PROBLEM REQUIREMENTS
Copy out all lines of the listing below that hold "this".

SUPPLIED INFORMATION

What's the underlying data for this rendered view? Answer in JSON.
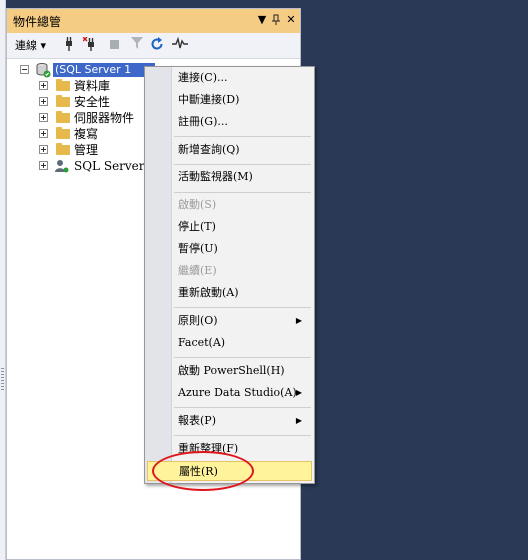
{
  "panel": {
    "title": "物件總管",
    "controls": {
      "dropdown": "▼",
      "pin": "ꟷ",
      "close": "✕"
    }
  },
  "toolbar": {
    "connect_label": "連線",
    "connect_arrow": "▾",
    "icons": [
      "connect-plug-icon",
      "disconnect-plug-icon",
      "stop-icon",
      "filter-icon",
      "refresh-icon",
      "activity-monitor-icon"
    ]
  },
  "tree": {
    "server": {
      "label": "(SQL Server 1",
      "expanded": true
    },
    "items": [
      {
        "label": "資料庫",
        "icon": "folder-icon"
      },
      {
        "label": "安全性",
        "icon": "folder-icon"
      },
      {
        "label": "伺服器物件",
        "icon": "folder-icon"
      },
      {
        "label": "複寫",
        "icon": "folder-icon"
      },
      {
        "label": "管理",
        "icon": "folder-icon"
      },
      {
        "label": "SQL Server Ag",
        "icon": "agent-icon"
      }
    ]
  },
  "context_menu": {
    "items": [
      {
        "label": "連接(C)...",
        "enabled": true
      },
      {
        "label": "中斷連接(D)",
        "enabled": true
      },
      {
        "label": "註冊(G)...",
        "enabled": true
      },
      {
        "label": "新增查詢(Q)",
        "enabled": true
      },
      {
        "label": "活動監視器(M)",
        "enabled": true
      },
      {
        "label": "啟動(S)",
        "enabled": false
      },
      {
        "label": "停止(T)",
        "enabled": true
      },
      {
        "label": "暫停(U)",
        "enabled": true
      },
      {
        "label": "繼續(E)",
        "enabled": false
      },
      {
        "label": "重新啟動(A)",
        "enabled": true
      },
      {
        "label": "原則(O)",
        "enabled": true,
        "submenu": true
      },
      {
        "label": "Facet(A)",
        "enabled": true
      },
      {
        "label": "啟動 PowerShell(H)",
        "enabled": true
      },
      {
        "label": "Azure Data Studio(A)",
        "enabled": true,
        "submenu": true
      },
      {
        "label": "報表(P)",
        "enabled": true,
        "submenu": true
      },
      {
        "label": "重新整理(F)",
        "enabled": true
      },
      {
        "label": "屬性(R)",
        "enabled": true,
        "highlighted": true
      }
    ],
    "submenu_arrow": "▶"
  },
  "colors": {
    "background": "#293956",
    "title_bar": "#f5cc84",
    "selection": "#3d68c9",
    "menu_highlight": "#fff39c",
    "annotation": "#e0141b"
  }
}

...

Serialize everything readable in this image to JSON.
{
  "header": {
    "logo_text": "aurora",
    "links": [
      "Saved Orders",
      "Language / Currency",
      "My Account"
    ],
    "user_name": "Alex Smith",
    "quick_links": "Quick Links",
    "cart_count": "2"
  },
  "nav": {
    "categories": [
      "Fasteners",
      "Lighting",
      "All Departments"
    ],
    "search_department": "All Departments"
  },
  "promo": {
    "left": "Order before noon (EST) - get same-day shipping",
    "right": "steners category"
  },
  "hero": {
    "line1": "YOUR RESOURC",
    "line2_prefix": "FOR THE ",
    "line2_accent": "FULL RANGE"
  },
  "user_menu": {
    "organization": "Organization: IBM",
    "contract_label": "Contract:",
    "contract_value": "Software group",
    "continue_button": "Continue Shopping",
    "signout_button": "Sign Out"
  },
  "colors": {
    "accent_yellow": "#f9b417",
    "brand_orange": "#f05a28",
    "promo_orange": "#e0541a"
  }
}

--

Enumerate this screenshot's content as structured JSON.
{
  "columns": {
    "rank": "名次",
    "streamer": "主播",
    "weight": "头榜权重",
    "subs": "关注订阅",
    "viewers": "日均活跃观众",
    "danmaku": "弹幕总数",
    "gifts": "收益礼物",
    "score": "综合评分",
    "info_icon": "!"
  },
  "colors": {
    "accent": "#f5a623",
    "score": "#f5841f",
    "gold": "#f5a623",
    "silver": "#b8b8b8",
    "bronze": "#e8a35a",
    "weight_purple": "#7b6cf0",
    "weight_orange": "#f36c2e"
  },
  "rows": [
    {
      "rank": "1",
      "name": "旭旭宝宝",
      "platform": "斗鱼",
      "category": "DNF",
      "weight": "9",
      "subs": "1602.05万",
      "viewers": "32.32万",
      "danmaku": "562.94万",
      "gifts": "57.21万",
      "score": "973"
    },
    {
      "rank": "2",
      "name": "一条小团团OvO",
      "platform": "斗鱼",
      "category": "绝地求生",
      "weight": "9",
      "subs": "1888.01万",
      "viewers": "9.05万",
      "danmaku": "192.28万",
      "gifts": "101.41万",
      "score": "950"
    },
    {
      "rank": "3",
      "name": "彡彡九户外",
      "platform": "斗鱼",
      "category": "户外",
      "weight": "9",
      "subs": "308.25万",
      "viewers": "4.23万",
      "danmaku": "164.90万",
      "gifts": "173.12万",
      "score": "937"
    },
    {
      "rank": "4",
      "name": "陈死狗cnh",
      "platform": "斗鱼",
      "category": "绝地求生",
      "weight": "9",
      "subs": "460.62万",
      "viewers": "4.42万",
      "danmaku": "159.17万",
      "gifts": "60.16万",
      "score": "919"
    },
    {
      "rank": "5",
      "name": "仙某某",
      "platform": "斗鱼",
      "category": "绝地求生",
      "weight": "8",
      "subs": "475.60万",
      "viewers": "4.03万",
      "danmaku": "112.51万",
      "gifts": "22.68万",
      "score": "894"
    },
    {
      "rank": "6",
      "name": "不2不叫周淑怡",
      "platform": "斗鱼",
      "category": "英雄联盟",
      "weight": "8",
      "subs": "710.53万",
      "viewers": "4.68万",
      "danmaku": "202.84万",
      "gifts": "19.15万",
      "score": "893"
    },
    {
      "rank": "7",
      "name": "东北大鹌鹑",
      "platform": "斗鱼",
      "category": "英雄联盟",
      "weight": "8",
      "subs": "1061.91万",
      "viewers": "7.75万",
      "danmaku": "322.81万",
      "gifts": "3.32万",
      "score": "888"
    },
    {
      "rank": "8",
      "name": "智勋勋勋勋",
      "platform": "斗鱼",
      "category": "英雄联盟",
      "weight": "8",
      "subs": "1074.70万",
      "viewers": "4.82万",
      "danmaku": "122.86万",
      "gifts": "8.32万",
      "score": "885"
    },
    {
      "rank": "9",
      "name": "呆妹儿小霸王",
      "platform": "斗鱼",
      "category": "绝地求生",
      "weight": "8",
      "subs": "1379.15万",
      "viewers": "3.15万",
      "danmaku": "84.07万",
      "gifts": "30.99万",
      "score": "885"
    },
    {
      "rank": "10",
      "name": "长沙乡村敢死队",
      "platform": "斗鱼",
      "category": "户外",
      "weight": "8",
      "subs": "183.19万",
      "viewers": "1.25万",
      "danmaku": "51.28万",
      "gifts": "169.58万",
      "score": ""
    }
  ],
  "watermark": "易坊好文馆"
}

YOUR RESPONSE
What's the underlying data for this rendered view? Answer in JSON.
Serialize everything readable in this image to JSON.
Enumerate this screenshot's content as structured JSON.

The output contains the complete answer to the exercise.